# cat /root/greenboot.log greenboot detected a boot failure Mon Feb 22 22:49:34 UTC 2021 boot_counter=2 ---------------- greenboot detected a boot failure Mon Feb 22 22:49:51 UTC 2021 boot_counter=1 ---------------- greenboot detected a boot failure Mon Feb 22 22:50:06 UTC 2021 boot_counter=0 ----------------
Note that the GRUB boot_counter variable counted down to zero, at which point, the system was rolled back to the previous deployment.
Successful Update with GreenBoot
The previous section covered what happens if a required health check script fails. In the event that all of the required health check scripts are successful on the first boot after an update, the system will stay on the updated deployment.
In this scenario, when systemctl status greenboot-status is run after booting from the updated deployment, it will report:
# systemctl status greenboot-status ● greenboot-status.service - greenboot MotD Generator Loaded: loaded (/usr/lib/systemd/system/greenboot-status.service; enabled; vendor preset: disabled) Active: active (exited) since Mon 2021-03-01 17:29:15 UTC; 4min 18s ago Process: 818 ExecStart=/usr/libexec/greenboot/greenboot-status (code=exited, status=0/SUCCESS) Main PID: 818 (code=exited, status=0/SUCCESS) Tasks: 0 (limit: 23499) Memory: 0B CGroup: /system.slice/greenboot-status.service Mar 01 17:29:15 localhost.localdomain systemd: Starting greenboot MotD Generator... Mar 01 17:29:15 localhost.localdomain greenboot-status: Boot Status is GREEN - Health Check SUCCESS Mar 01 17:29:15 localhost.localdomain systemd: Started greenboot MotD Generator.
As you can see, Green boot logged Boot Status is GREEN - Health Check SUCCESS
Learning more about GreenBoot and RHEL for Edge

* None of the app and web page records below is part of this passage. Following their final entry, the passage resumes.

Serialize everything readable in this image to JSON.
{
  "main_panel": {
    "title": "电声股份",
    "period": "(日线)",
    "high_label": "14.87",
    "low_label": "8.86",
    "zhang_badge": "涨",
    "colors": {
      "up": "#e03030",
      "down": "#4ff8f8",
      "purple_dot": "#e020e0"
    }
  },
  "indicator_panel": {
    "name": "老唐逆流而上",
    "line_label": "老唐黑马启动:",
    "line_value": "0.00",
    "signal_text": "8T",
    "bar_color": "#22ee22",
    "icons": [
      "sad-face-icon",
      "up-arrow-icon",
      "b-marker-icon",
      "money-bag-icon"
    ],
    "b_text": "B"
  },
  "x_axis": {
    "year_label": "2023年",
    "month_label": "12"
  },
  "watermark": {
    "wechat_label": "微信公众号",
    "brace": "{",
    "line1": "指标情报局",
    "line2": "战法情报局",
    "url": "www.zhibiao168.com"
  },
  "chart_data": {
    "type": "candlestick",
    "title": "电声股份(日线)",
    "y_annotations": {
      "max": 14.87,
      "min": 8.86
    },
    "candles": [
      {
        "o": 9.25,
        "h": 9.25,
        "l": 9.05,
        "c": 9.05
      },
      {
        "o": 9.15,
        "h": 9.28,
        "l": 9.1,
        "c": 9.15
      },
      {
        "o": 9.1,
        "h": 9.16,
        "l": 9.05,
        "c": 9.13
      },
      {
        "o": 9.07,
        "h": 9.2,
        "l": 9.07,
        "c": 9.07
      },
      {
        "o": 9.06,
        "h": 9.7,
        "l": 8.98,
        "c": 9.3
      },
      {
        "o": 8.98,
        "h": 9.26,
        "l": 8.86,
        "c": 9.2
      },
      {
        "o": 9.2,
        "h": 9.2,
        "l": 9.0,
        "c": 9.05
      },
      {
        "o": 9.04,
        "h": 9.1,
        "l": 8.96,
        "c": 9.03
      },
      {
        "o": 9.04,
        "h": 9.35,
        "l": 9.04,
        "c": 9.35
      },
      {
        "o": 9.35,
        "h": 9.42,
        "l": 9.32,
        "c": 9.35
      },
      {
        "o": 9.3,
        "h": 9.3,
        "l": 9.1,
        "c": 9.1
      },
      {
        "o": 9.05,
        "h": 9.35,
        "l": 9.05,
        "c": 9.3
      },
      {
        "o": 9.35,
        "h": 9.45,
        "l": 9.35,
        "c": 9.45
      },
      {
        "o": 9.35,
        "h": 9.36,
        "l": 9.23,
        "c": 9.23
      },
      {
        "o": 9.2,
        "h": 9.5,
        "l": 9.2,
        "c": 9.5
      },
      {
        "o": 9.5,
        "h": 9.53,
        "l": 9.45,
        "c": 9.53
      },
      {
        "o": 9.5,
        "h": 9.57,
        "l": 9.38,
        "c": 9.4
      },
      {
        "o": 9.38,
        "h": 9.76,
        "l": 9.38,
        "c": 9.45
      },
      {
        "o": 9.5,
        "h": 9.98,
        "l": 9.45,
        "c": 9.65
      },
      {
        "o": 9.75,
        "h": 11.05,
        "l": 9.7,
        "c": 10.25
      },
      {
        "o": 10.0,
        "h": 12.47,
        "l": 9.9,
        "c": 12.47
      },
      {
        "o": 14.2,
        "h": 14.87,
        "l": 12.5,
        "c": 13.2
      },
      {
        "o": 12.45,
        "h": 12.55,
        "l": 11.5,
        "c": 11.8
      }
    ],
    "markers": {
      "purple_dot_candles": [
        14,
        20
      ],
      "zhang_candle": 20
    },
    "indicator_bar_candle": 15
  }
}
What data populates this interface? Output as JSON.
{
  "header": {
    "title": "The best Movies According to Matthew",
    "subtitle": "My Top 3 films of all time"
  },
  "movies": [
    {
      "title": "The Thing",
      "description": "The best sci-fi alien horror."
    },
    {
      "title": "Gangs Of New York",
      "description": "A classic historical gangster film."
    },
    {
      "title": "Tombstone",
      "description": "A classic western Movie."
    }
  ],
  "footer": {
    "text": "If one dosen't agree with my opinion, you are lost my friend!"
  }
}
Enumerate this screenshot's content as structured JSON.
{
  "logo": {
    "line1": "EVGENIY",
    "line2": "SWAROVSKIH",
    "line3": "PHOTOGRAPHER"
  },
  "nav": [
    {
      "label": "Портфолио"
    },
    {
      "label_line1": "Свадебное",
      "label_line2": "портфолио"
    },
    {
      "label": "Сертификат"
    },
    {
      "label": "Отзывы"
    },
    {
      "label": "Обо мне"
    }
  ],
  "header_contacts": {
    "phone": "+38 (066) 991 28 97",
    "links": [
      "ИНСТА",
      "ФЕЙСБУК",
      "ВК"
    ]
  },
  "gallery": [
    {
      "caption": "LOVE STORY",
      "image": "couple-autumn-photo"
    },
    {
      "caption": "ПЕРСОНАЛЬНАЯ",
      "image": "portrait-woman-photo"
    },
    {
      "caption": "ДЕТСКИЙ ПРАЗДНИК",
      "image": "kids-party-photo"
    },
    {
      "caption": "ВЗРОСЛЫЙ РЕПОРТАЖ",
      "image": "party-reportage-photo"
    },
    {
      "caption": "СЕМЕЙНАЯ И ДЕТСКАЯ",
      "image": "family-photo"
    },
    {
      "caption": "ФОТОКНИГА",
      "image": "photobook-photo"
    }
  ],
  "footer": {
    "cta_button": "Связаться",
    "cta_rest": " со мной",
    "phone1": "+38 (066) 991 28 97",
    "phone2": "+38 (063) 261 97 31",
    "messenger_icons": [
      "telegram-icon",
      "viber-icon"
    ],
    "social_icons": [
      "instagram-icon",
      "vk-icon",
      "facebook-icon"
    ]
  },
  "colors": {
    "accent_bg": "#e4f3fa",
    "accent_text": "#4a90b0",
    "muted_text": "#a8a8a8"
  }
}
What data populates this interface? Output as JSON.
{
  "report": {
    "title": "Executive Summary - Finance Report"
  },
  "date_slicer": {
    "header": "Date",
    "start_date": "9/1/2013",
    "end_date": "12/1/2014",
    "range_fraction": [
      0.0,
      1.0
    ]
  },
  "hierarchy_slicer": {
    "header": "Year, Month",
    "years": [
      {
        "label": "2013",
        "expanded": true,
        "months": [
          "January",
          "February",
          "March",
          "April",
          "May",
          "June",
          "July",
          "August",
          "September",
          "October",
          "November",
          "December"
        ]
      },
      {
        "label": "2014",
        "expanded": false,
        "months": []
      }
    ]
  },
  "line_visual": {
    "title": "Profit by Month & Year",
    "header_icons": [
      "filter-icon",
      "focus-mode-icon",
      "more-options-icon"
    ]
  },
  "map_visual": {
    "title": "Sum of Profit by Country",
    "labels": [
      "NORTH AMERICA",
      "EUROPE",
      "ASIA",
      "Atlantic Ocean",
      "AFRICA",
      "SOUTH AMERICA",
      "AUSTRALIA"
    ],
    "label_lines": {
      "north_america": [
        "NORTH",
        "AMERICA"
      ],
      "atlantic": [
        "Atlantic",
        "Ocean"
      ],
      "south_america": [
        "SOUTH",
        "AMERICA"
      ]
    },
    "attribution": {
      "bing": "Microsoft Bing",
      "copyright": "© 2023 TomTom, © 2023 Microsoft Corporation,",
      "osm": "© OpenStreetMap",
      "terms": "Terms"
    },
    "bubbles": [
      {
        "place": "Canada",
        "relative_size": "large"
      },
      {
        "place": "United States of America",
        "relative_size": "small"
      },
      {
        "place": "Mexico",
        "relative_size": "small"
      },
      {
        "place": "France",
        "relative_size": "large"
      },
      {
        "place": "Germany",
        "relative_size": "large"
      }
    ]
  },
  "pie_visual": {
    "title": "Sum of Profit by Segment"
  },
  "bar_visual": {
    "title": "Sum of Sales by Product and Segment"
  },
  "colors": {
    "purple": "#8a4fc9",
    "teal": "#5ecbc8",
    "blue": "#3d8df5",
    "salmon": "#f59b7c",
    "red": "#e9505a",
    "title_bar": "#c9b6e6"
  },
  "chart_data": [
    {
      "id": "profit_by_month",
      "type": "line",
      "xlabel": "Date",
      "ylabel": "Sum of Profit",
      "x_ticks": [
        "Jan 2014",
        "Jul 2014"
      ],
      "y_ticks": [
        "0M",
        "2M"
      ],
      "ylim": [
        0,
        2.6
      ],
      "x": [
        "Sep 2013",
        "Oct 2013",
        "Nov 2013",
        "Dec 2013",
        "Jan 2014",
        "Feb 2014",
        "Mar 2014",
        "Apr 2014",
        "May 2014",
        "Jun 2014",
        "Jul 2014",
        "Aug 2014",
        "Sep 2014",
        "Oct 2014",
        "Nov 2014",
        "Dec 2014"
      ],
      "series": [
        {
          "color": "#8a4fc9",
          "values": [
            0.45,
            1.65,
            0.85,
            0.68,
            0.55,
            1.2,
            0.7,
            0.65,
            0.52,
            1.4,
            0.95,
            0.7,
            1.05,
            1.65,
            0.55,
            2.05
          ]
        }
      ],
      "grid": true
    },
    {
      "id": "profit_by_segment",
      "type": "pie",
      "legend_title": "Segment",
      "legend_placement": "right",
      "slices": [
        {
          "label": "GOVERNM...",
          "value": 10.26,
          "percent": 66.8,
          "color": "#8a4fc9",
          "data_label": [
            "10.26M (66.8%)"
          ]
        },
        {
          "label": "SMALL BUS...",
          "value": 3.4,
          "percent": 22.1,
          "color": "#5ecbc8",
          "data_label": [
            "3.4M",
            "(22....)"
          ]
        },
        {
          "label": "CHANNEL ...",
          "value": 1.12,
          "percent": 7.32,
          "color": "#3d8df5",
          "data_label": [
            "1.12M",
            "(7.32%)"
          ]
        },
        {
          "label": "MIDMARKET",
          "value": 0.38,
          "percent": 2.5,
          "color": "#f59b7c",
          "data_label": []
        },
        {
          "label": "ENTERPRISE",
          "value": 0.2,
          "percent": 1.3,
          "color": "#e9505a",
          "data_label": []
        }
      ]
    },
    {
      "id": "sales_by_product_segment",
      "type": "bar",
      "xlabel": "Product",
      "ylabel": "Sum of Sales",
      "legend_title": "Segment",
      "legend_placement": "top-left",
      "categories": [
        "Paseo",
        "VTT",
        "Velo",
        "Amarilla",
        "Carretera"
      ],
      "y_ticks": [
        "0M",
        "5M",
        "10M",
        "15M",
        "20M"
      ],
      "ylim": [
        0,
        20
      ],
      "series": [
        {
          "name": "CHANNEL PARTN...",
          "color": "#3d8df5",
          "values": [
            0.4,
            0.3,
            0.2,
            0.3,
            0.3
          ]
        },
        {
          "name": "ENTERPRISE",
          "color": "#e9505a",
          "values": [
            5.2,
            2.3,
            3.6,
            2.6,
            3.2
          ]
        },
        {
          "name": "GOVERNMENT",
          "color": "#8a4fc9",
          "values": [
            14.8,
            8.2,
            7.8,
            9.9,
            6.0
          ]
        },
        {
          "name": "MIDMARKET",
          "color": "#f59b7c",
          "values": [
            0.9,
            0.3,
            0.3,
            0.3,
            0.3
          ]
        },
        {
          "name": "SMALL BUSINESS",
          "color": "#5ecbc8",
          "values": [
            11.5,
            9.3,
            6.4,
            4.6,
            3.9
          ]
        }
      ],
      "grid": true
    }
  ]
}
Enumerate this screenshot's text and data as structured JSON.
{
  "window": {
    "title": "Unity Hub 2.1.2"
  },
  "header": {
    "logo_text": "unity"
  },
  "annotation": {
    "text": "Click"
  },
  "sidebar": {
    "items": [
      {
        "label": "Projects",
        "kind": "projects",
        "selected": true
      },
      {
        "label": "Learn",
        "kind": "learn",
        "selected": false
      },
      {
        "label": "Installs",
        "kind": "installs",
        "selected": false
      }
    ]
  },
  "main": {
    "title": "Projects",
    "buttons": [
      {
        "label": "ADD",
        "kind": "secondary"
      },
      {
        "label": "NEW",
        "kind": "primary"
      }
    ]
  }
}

Operating System updates can be scary. Although unlikely, an update could cause issues on the server, which causes an outage. The rpm-ostree technology RHEL for Edge provides the ability to rollback to a previous deployment, however, by default this requires manual intervention. GreenBoot allows the entire process to be automated, and since you define your own health check scripts, it is highly customizable. For a video overview of using GreenBoot, please refer to the RHEL for Edge Part 5: Automating Image Roll Back with GreenBoot video, which is part of the RHEL for Edge overview videos series.
About the author
Brian Smith is a Product Manager at Red Hat focused on RHEL automation and management. He has been at Red Hat since 2018, previously working with Public Sector customers as a Technical Account Manager (TAM).